»»

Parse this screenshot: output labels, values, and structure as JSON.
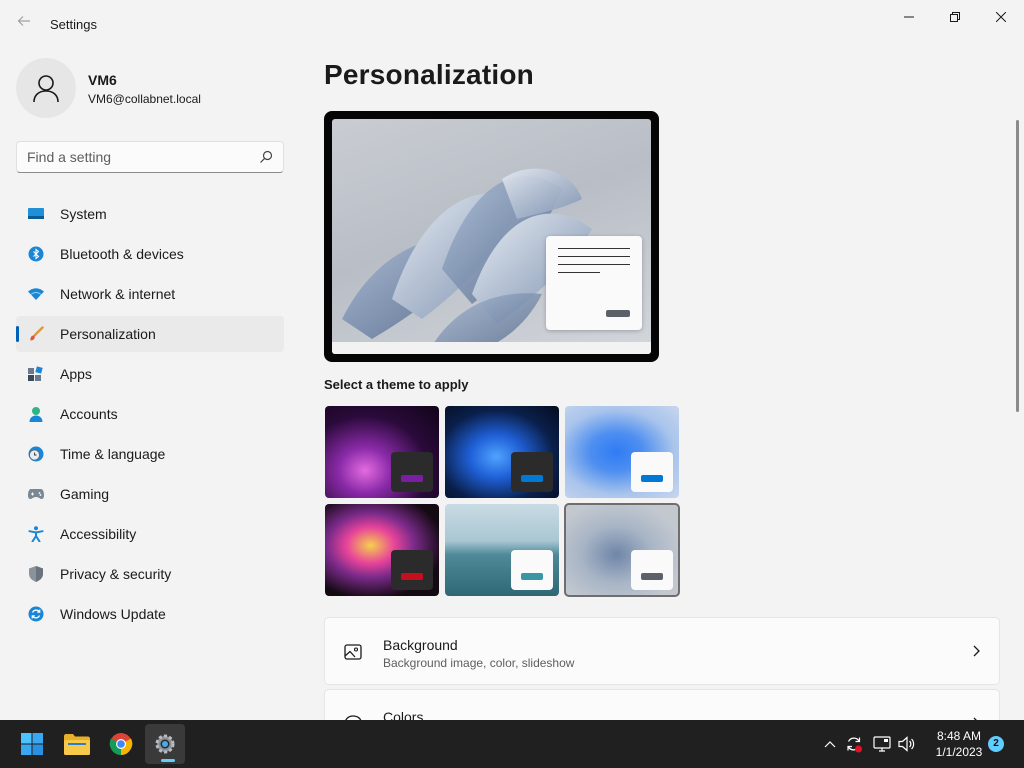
{
  "window": {
    "title": "Settings",
    "controls": [
      "minimize",
      "maximize",
      "close"
    ]
  },
  "profile": {
    "name": "VM6",
    "email": "VM6@collabnet.local"
  },
  "search": {
    "placeholder": "Find a setting",
    "value": ""
  },
  "sidebar": {
    "items": [
      {
        "label": "System",
        "icon": "system-icon"
      },
      {
        "label": "Bluetooth & devices",
        "icon": "bluetooth-icon"
      },
      {
        "label": "Network & internet",
        "icon": "wifi-icon"
      },
      {
        "label": "Personalization",
        "icon": "brush-icon",
        "selected": true
      },
      {
        "label": "Apps",
        "icon": "apps-icon"
      },
      {
        "label": "Accounts",
        "icon": "accounts-icon"
      },
      {
        "label": "Time & language",
        "icon": "clock-globe-icon"
      },
      {
        "label": "Gaming",
        "icon": "gamepad-icon"
      },
      {
        "label": "Accessibility",
        "icon": "accessibility-icon"
      },
      {
        "label": "Privacy & security",
        "icon": "shield-icon"
      },
      {
        "label": "Windows Update",
        "icon": "update-icon"
      }
    ]
  },
  "main": {
    "title": "Personalization",
    "theme_section_label": "Select a theme to apply",
    "themes": [
      {
        "name": "glow-purple",
        "accent": "#7a1fa2"
      },
      {
        "name": "bloom-dark",
        "accent": "#0078d4"
      },
      {
        "name": "bloom-light",
        "accent": "#0078d4"
      },
      {
        "name": "captured-motion",
        "accent": "#c50f1f"
      },
      {
        "name": "flow-lake",
        "accent": "#3a96a4"
      },
      {
        "name": "sunrise-gray",
        "accent": "#5c6068",
        "selected": true
      }
    ],
    "settings": [
      {
        "title": "Background",
        "subtitle": "Background image, color, slideshow",
        "icon": "image-icon"
      },
      {
        "title": "Colors",
        "subtitle": "",
        "icon": "palette-icon"
      }
    ]
  },
  "taskbar": {
    "apps": [
      "start-icon",
      "file-explorer-icon",
      "chrome-icon",
      "settings-app-icon"
    ],
    "tray": [
      "chevron-up-icon",
      "sync-error-icon",
      "network-icon",
      "volume-icon"
    ],
    "time": "8:48 AM",
    "date": "1/1/2023",
    "notification_count": "2"
  },
  "colors": {
    "accent": "#005fb8",
    "taskbar": "#202020",
    "background": "#f3f3f3"
  }
}
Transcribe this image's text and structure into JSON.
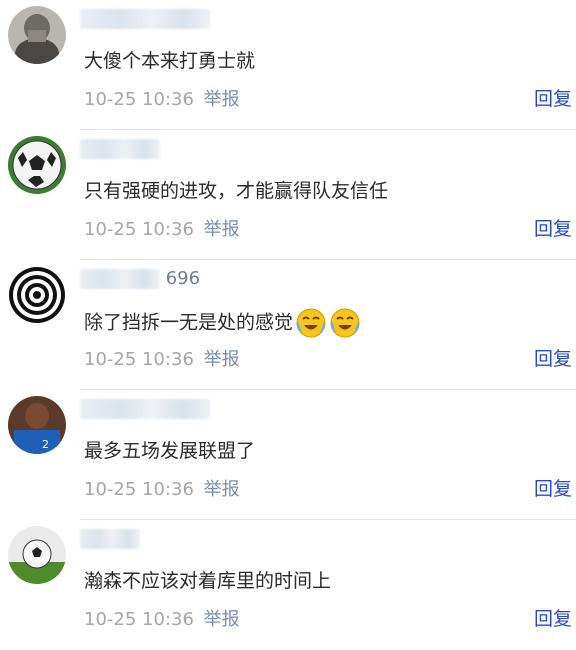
{
  "comments": [
    {
      "username_suffix": "",
      "content": "大傻个本来打勇士就",
      "time": "10-25 10:36",
      "report": "举报",
      "reply": "回复"
    },
    {
      "username_suffix": "",
      "content": "只有强硬的进攻，才能赢得队友信任",
      "time": "10-25 10:36",
      "report": "举报",
      "reply": "回复"
    },
    {
      "username_suffix": "696",
      "content": "除了挡拆一无是处的感觉",
      "time": "10-25 10:36",
      "report": "举报",
      "reply": "回复",
      "emojis": [
        "crying-laughing-emoji",
        "crying-laughing-emoji"
      ]
    },
    {
      "username_suffix": "",
      "content": "最多五场发展联盟了",
      "time": "10-25 10:36",
      "report": "举报",
      "reply": "回复"
    },
    {
      "username_suffix": "",
      "content": "瀚森不应该对着库里的时间上",
      "time": "10-25 10:36",
      "report": "举报",
      "reply": "回复"
    }
  ],
  "colors": {
    "reply": "#2a4bc2",
    "report": "#7c8bb0",
    "timestamp": "#a6a6a6",
    "content": "#2b2b2b",
    "divider": "#e4e4e4"
  }
}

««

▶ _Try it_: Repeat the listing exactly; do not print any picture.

▶ _Solved problem_:
Parse this screenshot: output labels, values, and structure as JSON.
{
  "window": {
    "title": "Settings",
    "controls": [
      "minimize",
      "maximize",
      "close"
    ]
  },
  "profile": {
    "name": "VM6",
    "email": "VM6@collabnet.local"
  },
  "search": {
    "placeholder": "Find a setting",
    "value": ""
  },
  "sidebar": {
    "items": [
      {
        "label": "System",
        "icon": "system-icon"
      },
      {
        "label": "Bluetooth & devices",
        "icon": "bluetooth-icon"
      },
      {
        "label": "Network & internet",
        "icon": "wifi-icon"
      },
      {
        "label": "Personalization",
        "icon": "brush-icon",
        "selected": true
      },
      {
        "label": "Apps",
        "icon": "apps-icon"
      },
      {
        "label": "Accounts",
        "icon": "accounts-icon"
      },
      {
        "label": "Time & language",
        "icon": "clock-globe-icon"
      },
      {
        "label": "Gaming",
        "icon": "gamepad-icon"
      },
      {
        "label": "Accessibility",
        "icon": "accessibility-icon"
      },
      {
        "label": "Privacy & security",
        "icon": "shield-icon"
      },
      {
        "label": "Windows Update",
        "icon": "update-icon"
      }
    ]
  },
  "main": {
    "title": "Personalization",
    "theme_section_label": "Select a theme to apply",
    "themes": [
      {
        "name": "glow-purple",
        "accent": "#7a1fa2"
      },
      {
        "name": "bloom-dark",
        "accent": "#0078d4"
      },
      {
        "name": "bloom-light",
        "accent": "#0078d4"
      },
      {
        "name": "captured-motion",
        "accent": "#c50f1f"
      },
      {
        "name": "flow-lake",
        "accent": "#3a96a4"
      },
      {
        "name": "sunrise-gray",
        "accent": "#5c6068",
        "selected": true
      }
    ],
    "settings": [
      {
        "title": "Background",
        "subtitle": "Background image, color, slideshow",
        "icon": "image-icon"
      },
      {
        "title": "Colors",
        "subtitle": "",
        "icon": "palette-icon"
      }
    ]
  },
  "taskbar": {
    "apps": [
      "start-icon",
      "file-explorer-icon",
      "chrome-icon",
      "settings-app-icon"
    ],
    "tray": [
      "chevron-up-icon",
      "sync-error-icon",
      "network-icon",
      "volume-icon"
    ],
    "time": "8:48 AM",
    "date": "1/1/2023",
    "notification_count": "2"
  },
  "colors": {
    "accent": "#005fb8",
    "taskbar": "#202020",
    "background": "#f3f3f3"
  }
}
Transcribe this image's text and structure into JSON.
{
  "comments": [
    {
      "username_suffix": "",
      "content": "大傻个本来打勇士就",
      "time": "10-25 10:36",
      "report": "举报",
      "reply": "回复"
    },
    {
      "username_suffix": "",
      "content": "只有强硬的进攻，才能赢得队友信任",
      "time": "10-25 10:36",
      "report": "举报",
      "reply": "回复"
    },
    {
      "username_suffix": "696",
      "content": "除了挡拆一无是处的感觉",
      "time": "10-25 10:36",
      "report": "举报",
      "reply": "回复",
      "emojis": [
        "crying-laughing-emoji",
        "crying-laughing-emoji"
      ]
    },
    {
      "username_suffix": "",
      "content": "最多五场发展联盟了",
      "time": "10-25 10:36",
      "report": "举报",
      "reply": "回复"
    },
    {
      "username_suffix": "",
      "content": "瀚森不应该对着库里的时间上",
      "time": "10-25 10:36",
      "report": "举报",
      "reply": "回复"
    }
  ],
  "colors": {
    "reply": "#2a4bc2",
    "report": "#7c8bb0",
    "timestamp": "#a6a6a6",
    "content": "#2b2b2b",
    "divider": "#e4e4e4"
  }
}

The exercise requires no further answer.